=== Begin Enclosure ===
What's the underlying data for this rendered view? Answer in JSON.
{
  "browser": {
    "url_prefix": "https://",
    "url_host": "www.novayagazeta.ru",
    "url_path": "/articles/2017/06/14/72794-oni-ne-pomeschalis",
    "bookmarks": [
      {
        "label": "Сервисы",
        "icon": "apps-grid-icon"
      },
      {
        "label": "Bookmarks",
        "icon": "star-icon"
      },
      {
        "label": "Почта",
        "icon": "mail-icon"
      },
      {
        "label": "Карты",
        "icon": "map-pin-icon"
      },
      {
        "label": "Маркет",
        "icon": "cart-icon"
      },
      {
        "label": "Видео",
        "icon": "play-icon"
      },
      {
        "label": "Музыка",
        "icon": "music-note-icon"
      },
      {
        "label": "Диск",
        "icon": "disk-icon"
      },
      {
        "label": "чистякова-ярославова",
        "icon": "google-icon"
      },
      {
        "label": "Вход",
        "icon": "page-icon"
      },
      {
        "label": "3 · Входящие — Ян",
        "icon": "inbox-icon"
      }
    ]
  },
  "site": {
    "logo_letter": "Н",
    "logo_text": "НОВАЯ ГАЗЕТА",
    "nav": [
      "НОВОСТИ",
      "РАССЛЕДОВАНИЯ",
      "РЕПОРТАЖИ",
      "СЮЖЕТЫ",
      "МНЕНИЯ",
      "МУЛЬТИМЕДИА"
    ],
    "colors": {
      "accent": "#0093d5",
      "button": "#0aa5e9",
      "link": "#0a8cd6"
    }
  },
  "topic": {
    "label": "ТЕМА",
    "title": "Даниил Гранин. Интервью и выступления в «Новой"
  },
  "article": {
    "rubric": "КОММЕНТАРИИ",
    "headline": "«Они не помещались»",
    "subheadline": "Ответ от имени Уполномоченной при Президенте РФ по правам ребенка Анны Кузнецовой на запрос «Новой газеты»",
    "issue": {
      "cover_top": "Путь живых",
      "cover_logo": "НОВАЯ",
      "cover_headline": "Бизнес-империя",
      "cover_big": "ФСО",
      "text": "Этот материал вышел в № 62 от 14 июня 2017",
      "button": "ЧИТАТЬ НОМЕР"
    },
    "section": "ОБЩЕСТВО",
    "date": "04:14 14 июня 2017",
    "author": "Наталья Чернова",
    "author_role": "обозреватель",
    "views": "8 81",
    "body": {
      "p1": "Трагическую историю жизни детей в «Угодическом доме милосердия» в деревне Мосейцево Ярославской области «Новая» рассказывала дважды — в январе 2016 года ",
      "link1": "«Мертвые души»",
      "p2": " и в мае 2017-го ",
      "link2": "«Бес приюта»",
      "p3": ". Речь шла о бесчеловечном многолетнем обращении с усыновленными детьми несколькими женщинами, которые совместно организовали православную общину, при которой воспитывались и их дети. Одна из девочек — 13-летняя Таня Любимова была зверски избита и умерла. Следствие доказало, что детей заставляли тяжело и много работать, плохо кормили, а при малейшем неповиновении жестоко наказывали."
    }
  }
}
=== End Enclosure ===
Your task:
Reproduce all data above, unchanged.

Reply to the exercise:
What's the underlying data for this rendered view? Answer in JSON.
{
  "browser": {
    "url_prefix": "https://",
    "url_host": "www.novayagazeta.ru",
    "url_path": "/articles/2017/06/14/72794-oni-ne-pomeschalis",
    "bookmarks": [
      {
        "label": "Сервисы",
        "icon": "apps-grid-icon"
      },
      {
        "label": "Bookmarks",
        "icon": "star-icon"
      },
      {
        "label": "Почта",
        "icon": "mail-icon"
      },
      {
        "label": "Карты",
        "icon": "map-pin-icon"
      },
      {
        "label": "Маркет",
        "icon": "cart-icon"
      },
      {
        "label": "Видео",
        "icon": "play-icon"
      },
      {
        "label": "Музыка",
        "icon": "music-note-icon"
      },
      {
        "label": "Диск",
        "icon": "disk-icon"
      },
      {
        "label": "чистякова-ярославова",
        "icon": "google-icon"
      },
      {
        "label": "Вход",
        "icon": "page-icon"
      },
      {
        "label": "3 · Входящие — Ян",
        "icon": "inbox-icon"
      }
    ]
  },
  "site": {
    "logo_letter": "Н",
    "logo_text": "НОВАЯ ГАЗЕТА",
    "nav": [
      "НОВОСТИ",
      "РАССЛЕДОВАНИЯ",
      "РЕПОРТАЖИ",
      "СЮЖЕТЫ",
      "МНЕНИЯ",
      "МУЛЬТИМЕДИА"
    ],
    "colors": {
      "accent": "#0093d5",
      "button": "#0aa5e9",
      "link": "#0a8cd6"
    }
  },
  "topic": {
    "label": "ТЕМА",
    "title": "Даниил Гранин. Интервью и выступления в «Новой"
  },
  "article": {
    "rubric": "КОММЕНТАРИИ",
    "headline": "«Они не помещались»",
    "subheadline": "Ответ от имени Уполномоченной при Президенте РФ по правам ребенка Анны Кузнецовой на запрос «Новой газеты»",
    "issue": {
      "cover_top": "Путь живых",
      "cover_logo": "НОВАЯ",
      "cover_headline": "Бизнес-империя",
      "cover_big": "ФСО",
      "text": "Этот материал вышел в № 62 от 14 июня 2017",
      "button": "ЧИТАТЬ НОМЕР"
    },
    "section": "ОБЩЕСТВО",
    "date": "04:14 14 июня 2017",
    "author": "Наталья Чернова",
    "author_role": "обозреватель",
    "views": "8 81",
    "body": {
      "p1": "Трагическую историю жизни детей в «Угодическом доме милосердия» в деревне Мосейцево Ярославской области «Новая» рассказывала дважды — в январе 2016 года ",
      "link1": "«Мертвые души»",
      "p2": " и в мае 2017-го ",
      "link2": "«Бес приюта»",
      "p3": ". Речь шла о бесчеловечном многолетнем обращении с усыновленными детьми несколькими женщинами, которые совместно организовали православную общину, при которой воспитывались и их дети. Одна из девочек — 13-летняя Таня Любимова была зверски избита и умерла. Следствие доказало, что детей заставляли тяжело и много работать, плохо кормили, а при малейшем неповиновении жестоко наказывали."
    }
  }
}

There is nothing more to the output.